ARTICLE | doi:10.20944/preprints202103.0273.v1
Subject: Life Sciences, Endocrinology & Metabolomics Keywords: testicular germ cell tumors (TGCTs); human seminoma; p75 neurotrophin receptor (p75NTR); p75NTR -signaling.
Online: 9 March 2021 (14:52:34 CET)
Several studies have demonstrated that the p75NTR low-affinity receptor of Nerve Growth Factor (NGF), is produced in abnormally large amounts in several human cancer types. However, the role of p75NTR varies substantially depending on cell context, so that a dual role of this receptor protein in tumor cell survival and invasion, as well as cell death, has been supported in recent studies. Herein we explored for the first time the expression of p75NTR in human specimens (nr=40) from testicular germ cell tumors (TGCTs), mostly seminomas. Nuclear overexpression of p75NTR was detected by immunohistochemistry in tumor tissue as compared to normal tissue, whereas neither NGF nor its high-affinity TrkA receptor was detected. An increased nuclear staining of phospho-JNK, belonging to the p75NTR signaling pathway, and its pro-apoptotic target gene, p53, was concomitantly observed. Interestingly, our analysis revealed that decreased expression frequency of p75NTR, p-JNK, and p53 was related to staging progression, thus suggesting that p75NTR may represent a specific marker of differentiation in TGCTs.
REVIEW | doi:10.20944/preprints201709.0069.v1
Subject: Life Sciences, Biochemistry Keywords: Glyoxalases; urological malignancies; prostate cancer; kidney cancer; bladder cancer testicular cancer
Online: 15 September 2017 (14:28:24 CEST)
Urological cancers include a spectrum of malignancies affecting organs of the reproductive and/or urinary systems, such as prostate, kidney, bladder, and testis. Despite improved primary prevention, detection and treatment, urological cancers are still characterized by an increasing incidence and mortality worldwide and although advances have been made toward understanding the molecular basis of these diseases, a complete insight of the pathogenic mechanisms is still a research challenge for defining safer pharmacological therapies and prognostic factors, especially for the metastatic stage of these neoplasms for which no effective therapies exist. Glyoxalases are enzymes that catalyzes the glutathione-dependent metabolism of cytotoxic methylglyoxal (MG), thus protecting against cellular damage and apoptosis. They are generally overexpressed in numerous cancers as a survival strategy by providing a safeguard through enhancement of MG detoxification. Increasing evidence suggest that glyoxalases, especially Glo1, would act as oncogenes in urological malignancies and be central to their initiation, growth and progression. In this review, we highlight the critical role of glyoxalases as regulators of tumorigenesis in the prostate through modulation of various critical signaling pathways, and provide an overview of the current knowledge on glyoxalases in bladder, kidney and testis cancers. We also discuss the promise and challenges for Glo1 inhibitors as future anti-PCa therapeutics and the potential of glyoxalases as biomarkers for PCa diagnosis.

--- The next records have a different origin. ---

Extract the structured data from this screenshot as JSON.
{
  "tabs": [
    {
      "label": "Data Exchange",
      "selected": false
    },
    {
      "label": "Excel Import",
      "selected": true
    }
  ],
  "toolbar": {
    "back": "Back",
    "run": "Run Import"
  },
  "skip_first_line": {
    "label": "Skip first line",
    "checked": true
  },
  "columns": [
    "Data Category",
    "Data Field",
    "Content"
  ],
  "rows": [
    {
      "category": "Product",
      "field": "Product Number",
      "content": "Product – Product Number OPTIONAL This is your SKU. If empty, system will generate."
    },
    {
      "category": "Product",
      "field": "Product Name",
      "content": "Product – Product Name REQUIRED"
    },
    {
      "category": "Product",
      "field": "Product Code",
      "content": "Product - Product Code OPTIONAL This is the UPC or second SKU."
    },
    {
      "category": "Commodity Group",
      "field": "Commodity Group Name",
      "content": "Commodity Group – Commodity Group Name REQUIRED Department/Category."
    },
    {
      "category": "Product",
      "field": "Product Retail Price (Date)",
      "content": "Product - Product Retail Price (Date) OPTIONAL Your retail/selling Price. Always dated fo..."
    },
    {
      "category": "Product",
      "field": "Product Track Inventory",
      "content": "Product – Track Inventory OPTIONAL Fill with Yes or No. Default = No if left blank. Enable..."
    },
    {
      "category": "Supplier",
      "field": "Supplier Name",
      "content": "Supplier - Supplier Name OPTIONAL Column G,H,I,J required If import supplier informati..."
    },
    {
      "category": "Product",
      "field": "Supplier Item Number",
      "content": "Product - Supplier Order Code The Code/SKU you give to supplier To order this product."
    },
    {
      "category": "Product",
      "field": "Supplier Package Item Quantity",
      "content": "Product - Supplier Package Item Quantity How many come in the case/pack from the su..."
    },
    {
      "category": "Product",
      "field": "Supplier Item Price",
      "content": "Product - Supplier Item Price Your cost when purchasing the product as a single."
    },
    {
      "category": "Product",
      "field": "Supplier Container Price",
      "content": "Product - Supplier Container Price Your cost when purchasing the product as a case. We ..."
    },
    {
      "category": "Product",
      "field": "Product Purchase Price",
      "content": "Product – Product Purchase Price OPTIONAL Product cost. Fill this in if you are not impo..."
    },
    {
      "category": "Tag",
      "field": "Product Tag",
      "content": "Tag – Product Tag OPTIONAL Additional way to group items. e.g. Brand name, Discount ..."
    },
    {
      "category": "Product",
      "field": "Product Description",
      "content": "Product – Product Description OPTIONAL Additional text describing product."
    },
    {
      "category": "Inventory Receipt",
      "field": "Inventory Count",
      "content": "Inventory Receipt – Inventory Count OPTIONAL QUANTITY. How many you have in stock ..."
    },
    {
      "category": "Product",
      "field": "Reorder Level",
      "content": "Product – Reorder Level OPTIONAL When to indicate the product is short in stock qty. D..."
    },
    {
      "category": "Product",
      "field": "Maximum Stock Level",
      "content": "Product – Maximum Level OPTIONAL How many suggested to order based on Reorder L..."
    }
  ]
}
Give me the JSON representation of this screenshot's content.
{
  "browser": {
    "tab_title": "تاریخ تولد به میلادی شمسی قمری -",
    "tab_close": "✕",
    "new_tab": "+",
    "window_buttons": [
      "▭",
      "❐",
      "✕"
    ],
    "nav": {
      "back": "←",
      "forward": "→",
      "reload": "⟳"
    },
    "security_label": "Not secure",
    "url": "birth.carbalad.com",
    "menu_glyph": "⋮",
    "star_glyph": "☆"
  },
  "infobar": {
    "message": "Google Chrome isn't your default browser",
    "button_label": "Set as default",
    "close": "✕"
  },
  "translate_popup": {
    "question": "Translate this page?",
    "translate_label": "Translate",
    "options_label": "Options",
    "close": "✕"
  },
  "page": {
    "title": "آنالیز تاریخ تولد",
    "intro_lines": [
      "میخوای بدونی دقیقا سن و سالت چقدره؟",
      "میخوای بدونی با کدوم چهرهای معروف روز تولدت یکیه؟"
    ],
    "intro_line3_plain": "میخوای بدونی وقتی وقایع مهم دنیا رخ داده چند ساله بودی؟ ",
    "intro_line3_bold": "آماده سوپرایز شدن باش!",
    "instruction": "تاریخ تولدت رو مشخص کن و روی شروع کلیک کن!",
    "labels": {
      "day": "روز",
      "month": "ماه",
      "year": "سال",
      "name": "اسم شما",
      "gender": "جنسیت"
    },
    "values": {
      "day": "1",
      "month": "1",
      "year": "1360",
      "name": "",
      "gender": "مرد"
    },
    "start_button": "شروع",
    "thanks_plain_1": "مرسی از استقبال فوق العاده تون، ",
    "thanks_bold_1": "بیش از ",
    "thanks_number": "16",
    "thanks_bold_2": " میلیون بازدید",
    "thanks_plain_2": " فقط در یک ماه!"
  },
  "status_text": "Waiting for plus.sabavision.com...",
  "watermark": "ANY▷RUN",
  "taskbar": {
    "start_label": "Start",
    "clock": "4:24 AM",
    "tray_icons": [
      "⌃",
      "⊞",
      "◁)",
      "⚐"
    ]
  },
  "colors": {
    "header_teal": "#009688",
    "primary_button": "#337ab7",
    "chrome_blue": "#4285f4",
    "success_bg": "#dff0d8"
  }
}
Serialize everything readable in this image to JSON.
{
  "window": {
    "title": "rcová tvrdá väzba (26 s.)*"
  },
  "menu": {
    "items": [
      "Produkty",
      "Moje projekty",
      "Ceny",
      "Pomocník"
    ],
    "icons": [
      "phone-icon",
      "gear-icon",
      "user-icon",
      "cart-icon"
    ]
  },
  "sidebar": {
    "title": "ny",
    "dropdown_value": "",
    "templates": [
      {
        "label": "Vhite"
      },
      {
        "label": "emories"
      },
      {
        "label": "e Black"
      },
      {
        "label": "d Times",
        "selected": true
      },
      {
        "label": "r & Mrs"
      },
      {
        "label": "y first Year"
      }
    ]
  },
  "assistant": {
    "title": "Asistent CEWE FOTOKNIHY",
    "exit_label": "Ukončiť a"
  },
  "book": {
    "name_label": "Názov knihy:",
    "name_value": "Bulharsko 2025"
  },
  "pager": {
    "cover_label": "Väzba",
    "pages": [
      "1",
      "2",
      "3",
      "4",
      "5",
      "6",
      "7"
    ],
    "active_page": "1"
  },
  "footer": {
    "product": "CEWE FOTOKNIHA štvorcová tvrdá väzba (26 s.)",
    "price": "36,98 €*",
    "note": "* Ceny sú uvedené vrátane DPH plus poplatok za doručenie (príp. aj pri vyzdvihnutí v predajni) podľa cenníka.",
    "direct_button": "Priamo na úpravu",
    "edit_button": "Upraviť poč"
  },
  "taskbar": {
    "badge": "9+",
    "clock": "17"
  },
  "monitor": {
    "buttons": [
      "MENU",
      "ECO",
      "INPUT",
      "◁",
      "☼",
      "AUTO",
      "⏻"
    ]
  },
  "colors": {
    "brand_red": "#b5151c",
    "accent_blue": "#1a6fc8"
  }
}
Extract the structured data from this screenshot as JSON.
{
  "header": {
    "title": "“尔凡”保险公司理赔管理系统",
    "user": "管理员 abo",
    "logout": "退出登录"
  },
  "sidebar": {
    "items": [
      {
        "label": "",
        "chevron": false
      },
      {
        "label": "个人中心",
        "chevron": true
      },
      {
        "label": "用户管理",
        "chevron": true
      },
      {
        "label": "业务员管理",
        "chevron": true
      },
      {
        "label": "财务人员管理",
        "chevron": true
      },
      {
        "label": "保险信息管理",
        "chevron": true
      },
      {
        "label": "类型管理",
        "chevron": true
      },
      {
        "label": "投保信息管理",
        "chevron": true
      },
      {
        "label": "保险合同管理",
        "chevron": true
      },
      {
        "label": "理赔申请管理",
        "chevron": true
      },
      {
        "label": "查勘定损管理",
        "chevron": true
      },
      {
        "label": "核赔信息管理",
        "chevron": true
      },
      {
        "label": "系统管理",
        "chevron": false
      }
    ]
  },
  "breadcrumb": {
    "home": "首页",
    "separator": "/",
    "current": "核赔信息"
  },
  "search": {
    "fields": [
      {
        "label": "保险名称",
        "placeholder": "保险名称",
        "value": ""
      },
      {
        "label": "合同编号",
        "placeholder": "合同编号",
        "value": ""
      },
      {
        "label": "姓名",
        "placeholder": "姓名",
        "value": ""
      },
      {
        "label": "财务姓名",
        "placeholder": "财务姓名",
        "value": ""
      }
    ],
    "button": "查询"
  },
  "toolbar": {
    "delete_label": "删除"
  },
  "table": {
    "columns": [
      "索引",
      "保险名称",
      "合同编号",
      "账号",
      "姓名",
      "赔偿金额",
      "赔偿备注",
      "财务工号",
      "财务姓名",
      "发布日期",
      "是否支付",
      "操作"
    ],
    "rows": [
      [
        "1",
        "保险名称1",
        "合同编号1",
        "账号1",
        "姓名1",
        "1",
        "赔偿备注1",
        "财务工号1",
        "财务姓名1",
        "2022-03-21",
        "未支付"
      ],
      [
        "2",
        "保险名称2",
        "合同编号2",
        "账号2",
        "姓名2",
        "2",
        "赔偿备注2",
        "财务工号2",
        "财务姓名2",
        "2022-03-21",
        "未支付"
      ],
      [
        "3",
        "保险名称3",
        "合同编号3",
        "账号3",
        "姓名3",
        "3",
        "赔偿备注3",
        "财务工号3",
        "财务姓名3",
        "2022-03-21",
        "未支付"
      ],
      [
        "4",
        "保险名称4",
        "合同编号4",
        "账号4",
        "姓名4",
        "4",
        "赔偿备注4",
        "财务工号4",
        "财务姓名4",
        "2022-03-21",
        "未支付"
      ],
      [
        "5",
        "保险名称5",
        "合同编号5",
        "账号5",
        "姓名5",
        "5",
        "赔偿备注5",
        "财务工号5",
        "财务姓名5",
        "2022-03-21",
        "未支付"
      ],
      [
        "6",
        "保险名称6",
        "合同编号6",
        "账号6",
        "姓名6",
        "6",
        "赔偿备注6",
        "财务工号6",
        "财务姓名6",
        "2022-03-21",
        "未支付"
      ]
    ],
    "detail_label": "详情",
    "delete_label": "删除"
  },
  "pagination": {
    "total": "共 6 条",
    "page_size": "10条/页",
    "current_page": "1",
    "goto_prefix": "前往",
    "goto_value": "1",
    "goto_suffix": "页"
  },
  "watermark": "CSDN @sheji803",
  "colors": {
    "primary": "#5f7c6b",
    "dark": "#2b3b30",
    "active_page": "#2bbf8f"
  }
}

REVIEW | doi:10.20944/preprints202208.0163.v1
Subject: Medicine & Pharmacology, Urology Keywords: STAT3; prostate cancer; bladder cancer; upper tract urothelial carcinoma; renal cell carcinoma; penile cancer; testicular cancer
Online: 8 August 2022 (15:09:21 CEST)
Nowadays molecular research is essential for the better understanding of tumor cells pathophysiology. The increasing number of neoplasms is taken under ‘the molecular magnifying glass’ therefore it is possible to discover complex relationships between cytophysiology and tumor cells. Signal transducer and activator of transcription 3 (STAT3) belongs to the family of latent cytoplasmic transcription factors called STATs which comprises seven members: STAT1, STAT2, STAT3, STAT5A, STAT5B, STAT6. Those proteins play important role in cytokine-activated gene expression by transducing signals from the cell membrane to the nucleus. Abnormal prolonged activation results in tumorigenesis, metastasis, cell proliferation, invasion, migration and angiogenesis. Inhibition of this transcription factor inhibits previously mentioned effects in cancer cells whereas normal cells are not affected. Hence STAT3 might be a viable target for cancer therapy.